This Viking relic stands proudly atop St Patrick's Isle and is connected to Peel by a causeway. It is open to visitors in the summer months. The ruins of the castle are surrounded by emerald grounds, and look out towards the water; stroll here at dusk for particularly spectacular sunsets. Keep a look out for basking sharks and seals along the breakwaters as well.
Ride the rails
The Isle of Man is known for its narrow-gauge railways, but even those not sporting an anorak and carrying a notebook will enjoy a scenic ride on the variety of railways that trundle around the island. Snaefell Mountain Railway climbs to the summit of Man's highest peak.
Sample some seafood
There's plenty of fishing off the coast of the Isle of Man and you can enjoy great fresh seafood straight off the boats, often cooked over a hot grill or served simply. Chomp on one of Man's famous kippers (smoked herring), to which Moore's Traditional Museum in Peel is dedicated. So they must be good.
See a Manx ghost
Mythology is an important part of Manx culture and ghosts, of course, form a major part of this. Across the main settlements of Ramsey, Douglas, Peel and Castletown, local guides will take you on a chilling journey around the island's most haunted spots to hear about the White Lady of Castle Rushen and the Black Dog of Peel Castle.
The House of Manannan
Based in the City of Peel, the House of Manannan examines the seafaring heritage of Celtic, Viking and modern day islanders. Using multimedia displays, the guide for the tour is Manannan, the island's mythological sea god shape-shifter.
The Manx Museum
Variously a Norse stronghold, Scottish outpost and English protectorate, the history of long and complex, but the Manx Museum in Douglas, where interactive displays explain the Isle of Man's background background and take visitors up to the present, detailing even the latest TT winners.
The Sound and the Calf of Man
A small islet off Creyneash, in the southwest of the island, the Calf of Man is a rugged, picturesque spot. It is a bird sanctuary and home to a variety of seabird colonies.
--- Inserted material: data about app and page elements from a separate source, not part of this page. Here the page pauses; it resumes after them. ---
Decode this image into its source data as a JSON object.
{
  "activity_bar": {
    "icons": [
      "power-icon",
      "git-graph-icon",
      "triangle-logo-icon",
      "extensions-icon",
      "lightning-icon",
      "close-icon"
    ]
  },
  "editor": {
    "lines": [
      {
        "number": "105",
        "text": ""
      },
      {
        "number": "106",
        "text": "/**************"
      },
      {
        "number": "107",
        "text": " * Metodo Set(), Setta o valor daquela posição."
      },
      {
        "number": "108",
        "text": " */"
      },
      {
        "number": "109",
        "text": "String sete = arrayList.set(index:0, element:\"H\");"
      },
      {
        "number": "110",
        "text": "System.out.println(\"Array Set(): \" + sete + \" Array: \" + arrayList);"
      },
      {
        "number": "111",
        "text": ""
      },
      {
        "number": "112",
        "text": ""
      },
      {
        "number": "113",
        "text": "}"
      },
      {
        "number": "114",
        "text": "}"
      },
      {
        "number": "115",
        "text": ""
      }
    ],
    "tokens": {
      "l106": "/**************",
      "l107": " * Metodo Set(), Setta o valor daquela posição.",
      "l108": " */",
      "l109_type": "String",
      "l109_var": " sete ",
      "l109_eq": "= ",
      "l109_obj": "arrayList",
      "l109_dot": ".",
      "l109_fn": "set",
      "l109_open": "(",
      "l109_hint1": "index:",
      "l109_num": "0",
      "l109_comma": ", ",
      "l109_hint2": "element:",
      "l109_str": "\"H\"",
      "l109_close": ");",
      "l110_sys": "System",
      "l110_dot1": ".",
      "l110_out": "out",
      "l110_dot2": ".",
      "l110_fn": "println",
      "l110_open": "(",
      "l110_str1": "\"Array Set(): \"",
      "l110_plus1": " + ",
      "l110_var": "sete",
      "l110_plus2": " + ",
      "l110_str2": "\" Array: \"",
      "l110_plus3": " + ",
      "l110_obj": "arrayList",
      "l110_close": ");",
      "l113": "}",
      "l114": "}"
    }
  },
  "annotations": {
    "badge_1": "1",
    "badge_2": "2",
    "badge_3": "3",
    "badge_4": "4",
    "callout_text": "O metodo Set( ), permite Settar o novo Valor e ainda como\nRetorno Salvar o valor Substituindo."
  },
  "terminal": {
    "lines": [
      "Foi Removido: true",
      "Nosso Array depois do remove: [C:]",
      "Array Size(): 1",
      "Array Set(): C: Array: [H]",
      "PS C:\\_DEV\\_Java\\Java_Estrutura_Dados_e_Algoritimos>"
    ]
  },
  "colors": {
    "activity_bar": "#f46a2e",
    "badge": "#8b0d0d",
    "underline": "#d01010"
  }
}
Seals, dolphins and basking sharks can often be seen in the Sound too. You can cruise around the Calf from Port Erin with Calf Island Cruises and can also stay on the island in the warden's farmhouse with prior permission during summer. Drop into the Sound Visitor Centre in Port St Mary to learn about the ships that sank in the area and the subsequent wrecks that divers now explore.
The whole island has tracks allowing you to explore on foot and the Isle of Man is often described as having some of the best walking in Britain. The Millennium Way runs the length of the country amidst spectacular scenery and the Road of the Gull (Raad ny Foillan) is a 153km (95 mile) circuit of the island; fairly tough, it meanders all around the coast, over cliffs, through glens and down steep gorges; it typically takes five days to complete. The best sections include Bradda Head, where a stone tower has panoramic views over Port Erin, and Maughold Head, which is home to puffins. Tynwald National Park and Arboretum offers a more relaxed walk.
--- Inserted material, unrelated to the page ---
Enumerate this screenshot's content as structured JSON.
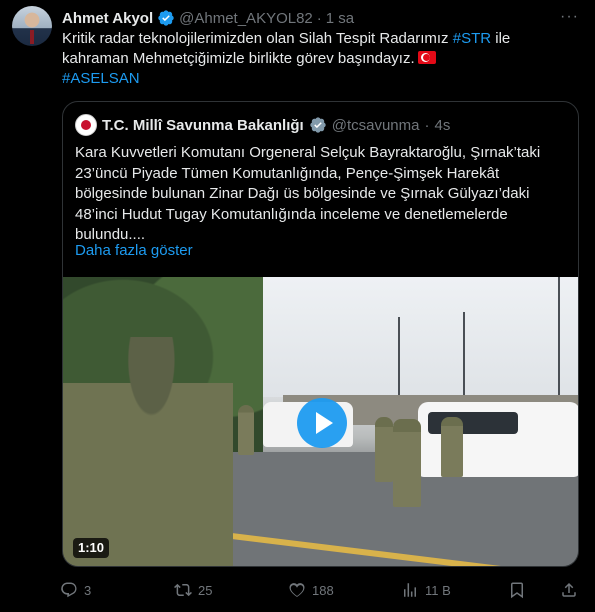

Watch the races
The most famous event on the Isle of Man are the TT Races (www.iomtt.com). The series of motorbike races, is one of the most important meetings in the world. The riders hurl along the closed roads at cheek-wobbling speeds, and has its fair share of spills, especially on 'Mad Sunday' when anyone can ride the mountain section.
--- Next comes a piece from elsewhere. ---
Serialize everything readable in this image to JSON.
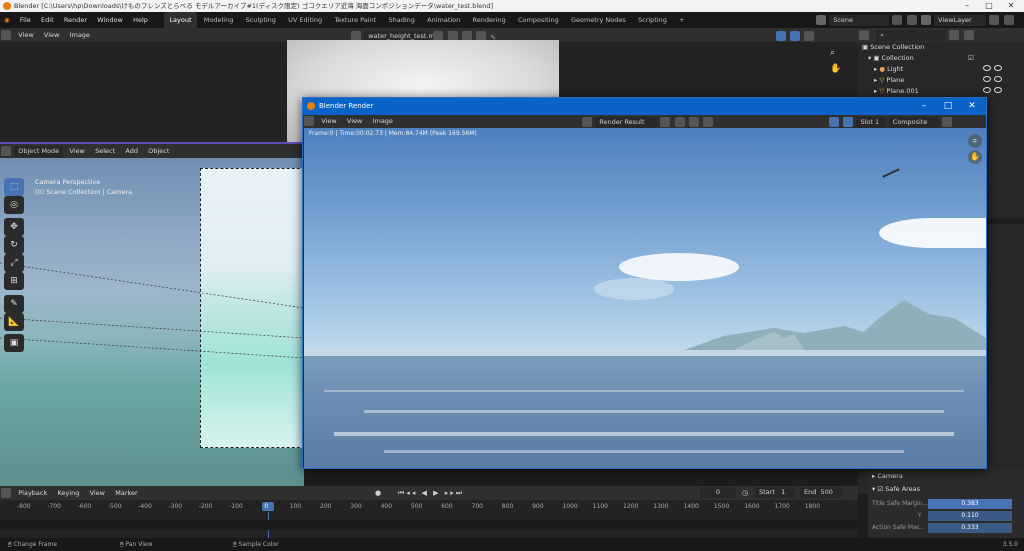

Basking sharks and dolphins love the waters around the Isle of Man and can frequently be seen, often within one kilometre of the coast. The best time to see them is from mid-May to mid-August. Find out how many have been seen at www.manxbaskingsharkwatch.com.